Goal of the exercise
Copy out each line of the data that includes the string "JSON".

Raw data Block Start

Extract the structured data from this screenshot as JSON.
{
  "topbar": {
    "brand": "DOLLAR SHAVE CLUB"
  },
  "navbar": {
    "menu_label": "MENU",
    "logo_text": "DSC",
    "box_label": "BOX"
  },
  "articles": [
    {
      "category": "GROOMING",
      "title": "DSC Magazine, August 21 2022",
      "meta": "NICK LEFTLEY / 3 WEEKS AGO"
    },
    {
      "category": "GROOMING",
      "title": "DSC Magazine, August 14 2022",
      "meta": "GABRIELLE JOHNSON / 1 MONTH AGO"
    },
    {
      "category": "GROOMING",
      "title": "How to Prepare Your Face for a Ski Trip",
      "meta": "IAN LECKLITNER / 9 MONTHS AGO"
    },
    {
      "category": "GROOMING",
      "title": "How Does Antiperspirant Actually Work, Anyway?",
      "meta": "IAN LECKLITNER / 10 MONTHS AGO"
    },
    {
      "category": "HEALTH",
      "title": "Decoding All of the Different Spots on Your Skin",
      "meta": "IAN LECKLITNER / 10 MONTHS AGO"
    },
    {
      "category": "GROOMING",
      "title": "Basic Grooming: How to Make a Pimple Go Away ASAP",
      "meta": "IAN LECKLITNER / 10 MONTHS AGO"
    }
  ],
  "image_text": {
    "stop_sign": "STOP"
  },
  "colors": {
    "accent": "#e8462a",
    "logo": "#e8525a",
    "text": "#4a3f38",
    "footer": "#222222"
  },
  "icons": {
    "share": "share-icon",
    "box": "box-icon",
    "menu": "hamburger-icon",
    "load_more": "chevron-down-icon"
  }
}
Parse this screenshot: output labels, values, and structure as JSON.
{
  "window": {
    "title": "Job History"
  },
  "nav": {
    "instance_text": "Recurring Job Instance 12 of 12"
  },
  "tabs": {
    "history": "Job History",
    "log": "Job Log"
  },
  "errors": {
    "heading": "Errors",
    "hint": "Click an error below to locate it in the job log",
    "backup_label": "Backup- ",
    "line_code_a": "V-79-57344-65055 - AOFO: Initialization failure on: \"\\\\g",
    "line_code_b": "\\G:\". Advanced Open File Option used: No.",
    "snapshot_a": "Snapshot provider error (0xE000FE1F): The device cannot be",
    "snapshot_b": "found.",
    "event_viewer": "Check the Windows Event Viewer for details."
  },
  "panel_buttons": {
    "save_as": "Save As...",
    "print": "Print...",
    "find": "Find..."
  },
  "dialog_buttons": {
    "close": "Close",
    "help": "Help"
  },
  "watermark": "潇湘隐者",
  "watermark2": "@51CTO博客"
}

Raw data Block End

Task answer
Extract the structured data from this screenshot as JSON.
Parse this screenshot: output labels, values, and structure as JSON.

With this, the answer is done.